What Is a Property Valuation?
A Wide Range of Factors Influence Property Valuation
Unlike your real estate agent’s informal assessment of the home’s worth, a property valuation must take into account all of the factors that affect the home’s value. While a real estate agent might look at comparable homes in the neighbourhood and come up with an estimate, a licensed property valuer must dig much deeper to come up with the home’s true worth.
Not only do property valuers look at the prices of comparable homes in the area, but they also must measure the area of both the home and the land it sits on, count the number of rooms, list all the home’s amenities, conduct a thorough inspection to uncover any structural problems or other issues, list and measure outbuildings—like garages, storage sheds, and carports—and assess the value of the home’s components: cabinetry, countertops, floors, and other factors that affect the home’s value.
Usually, a property valuer will take quite a few photos of the home to document his or her findings. The law requires property valuers to produce a detailed report to make sure the home’s selling price is a fair one. After the inspection, the registered property valuer will take a look at any restrictions on land use, whether the home has any outstanding liens on it, and the area’s zoning requirements. Together, with an assessment of the recent sales prices of several comparable homes nearby, the valuer will come up with the home’s value.
Property Valuations Are an Important Tool for Lenders
Banks and other lenders use property valuations to determine whether they want to take a risk on lending money to you to buy the home. If you can’t pay the mortgage, the bank wants to know that it can sell the property to recoup their loss.
Use the Property Valuation to Negotiate a Fair Price
Because your home represents a significant investment of your time and money, you should consider hiring a home valuer to double-check to make sure your dream home doesn’t turn into a nightmare. Don’t let your emotions trick you into paying well over a home’s market value.

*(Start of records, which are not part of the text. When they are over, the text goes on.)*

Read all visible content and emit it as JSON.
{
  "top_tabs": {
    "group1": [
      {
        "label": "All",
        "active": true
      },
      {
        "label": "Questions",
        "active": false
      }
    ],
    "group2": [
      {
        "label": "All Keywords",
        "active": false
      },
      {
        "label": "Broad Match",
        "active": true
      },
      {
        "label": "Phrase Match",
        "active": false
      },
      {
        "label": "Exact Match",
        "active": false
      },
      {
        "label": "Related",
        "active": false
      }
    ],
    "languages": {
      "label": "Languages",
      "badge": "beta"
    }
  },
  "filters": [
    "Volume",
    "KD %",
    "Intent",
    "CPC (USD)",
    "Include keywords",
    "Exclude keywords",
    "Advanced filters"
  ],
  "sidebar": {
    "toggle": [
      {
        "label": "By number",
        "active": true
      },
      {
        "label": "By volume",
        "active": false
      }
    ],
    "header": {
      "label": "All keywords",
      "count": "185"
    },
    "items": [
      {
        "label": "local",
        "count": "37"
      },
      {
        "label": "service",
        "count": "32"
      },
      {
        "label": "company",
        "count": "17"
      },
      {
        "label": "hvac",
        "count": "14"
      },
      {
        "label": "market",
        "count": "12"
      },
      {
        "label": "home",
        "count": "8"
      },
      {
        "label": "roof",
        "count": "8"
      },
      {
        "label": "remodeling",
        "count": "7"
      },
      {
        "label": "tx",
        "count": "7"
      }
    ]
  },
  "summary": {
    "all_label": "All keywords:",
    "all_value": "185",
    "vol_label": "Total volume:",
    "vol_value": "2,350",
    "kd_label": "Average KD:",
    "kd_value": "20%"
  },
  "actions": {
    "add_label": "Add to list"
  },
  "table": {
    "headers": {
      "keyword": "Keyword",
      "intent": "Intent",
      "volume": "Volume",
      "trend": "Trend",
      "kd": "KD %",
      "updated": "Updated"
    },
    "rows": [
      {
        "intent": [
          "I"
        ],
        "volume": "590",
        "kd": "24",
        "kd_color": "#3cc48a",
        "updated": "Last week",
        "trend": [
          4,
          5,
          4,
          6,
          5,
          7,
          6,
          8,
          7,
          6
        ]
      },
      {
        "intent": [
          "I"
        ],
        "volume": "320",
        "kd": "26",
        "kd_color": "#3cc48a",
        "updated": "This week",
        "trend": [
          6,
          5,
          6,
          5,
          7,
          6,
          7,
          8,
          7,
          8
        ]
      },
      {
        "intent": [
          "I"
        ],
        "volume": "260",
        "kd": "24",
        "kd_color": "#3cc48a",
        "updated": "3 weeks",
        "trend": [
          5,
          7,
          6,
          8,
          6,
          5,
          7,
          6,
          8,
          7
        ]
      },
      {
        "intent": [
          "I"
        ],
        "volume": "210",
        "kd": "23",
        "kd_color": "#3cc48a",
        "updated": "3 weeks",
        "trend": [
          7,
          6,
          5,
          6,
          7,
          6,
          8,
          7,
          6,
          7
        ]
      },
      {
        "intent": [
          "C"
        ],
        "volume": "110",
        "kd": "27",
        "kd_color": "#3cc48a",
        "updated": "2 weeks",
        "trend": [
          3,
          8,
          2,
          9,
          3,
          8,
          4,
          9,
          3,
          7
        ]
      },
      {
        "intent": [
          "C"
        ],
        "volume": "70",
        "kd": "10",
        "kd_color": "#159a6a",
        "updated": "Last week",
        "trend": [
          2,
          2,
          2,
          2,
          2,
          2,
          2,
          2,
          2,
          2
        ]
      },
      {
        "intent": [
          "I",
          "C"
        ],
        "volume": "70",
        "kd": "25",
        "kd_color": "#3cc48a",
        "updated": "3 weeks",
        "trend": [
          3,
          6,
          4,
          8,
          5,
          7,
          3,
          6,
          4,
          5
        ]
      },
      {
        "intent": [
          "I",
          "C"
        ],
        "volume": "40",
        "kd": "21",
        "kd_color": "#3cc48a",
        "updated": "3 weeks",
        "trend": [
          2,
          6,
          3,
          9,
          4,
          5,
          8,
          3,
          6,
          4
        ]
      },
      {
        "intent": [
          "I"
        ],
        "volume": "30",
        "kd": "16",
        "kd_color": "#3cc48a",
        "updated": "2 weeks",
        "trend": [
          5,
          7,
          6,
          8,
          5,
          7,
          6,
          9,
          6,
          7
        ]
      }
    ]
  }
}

Make sure it’s worth every penny you’ll pay.
Remember, just because a real estate agent tells you that the home is worth more doesn’t make it so. If the home valuation shows that the seller has overpriced the home, you can either re-negotiate or drop the contract and look elsewhere for a home.
Property Valuations Benefit Home Sellers, Too
If you plan to sell your home in the next few years, it might be a good idea to get a property valuation right now to give you a baseline idea of what your home is worth. Armed with all the details, you might want to increase your home’s value with targeted improvements.
First of all, look at the home values in your neighbourhood. If values are stable and look to stay that way, improvements can increase the return on your investment. Next, find ways you can add value to your home without straining your budget.
- Add area to your home: Adding more square metres to your home can bring in more money come sale time. Plan well, though. A design professional can help you select the best location for your addition to make it flow well with the rest of the home’s floor plan.
- Add usable space: Turn a basement or attic into a granny flat or a master bedroom. Carve out a little extra space for a second or third bathroom. Add closet space for more storage. If you don’t have a garage or carport and have room, build one.
- Transform your floor plan for better flow: Walk through your home as if you were a property valuer or a potential buyer. Is the floor plan awkward? If so, consult a design pro to help you create a more logical flow through your home.
- Add street appeal: Add landscaping features to catch potential buyers’ eyes. Trim shrubs and trees so your property looks tidy as well as beautiful. Paint the doors and polish the doorknobs.
- Update the kitchen and the bathroom: As any real estate agent or property valuer will tell you, updates to these key rooms return more value for the money you invest. Keep the new fitouts in character with the home’s overall design for visual continuity throughout.
- Paint: When you get close to the time you want to list your home for sale, apply a fresh coat of paint to areas that have gotten shabby over the years. It’s inexpensive but can add tremendous value to your home.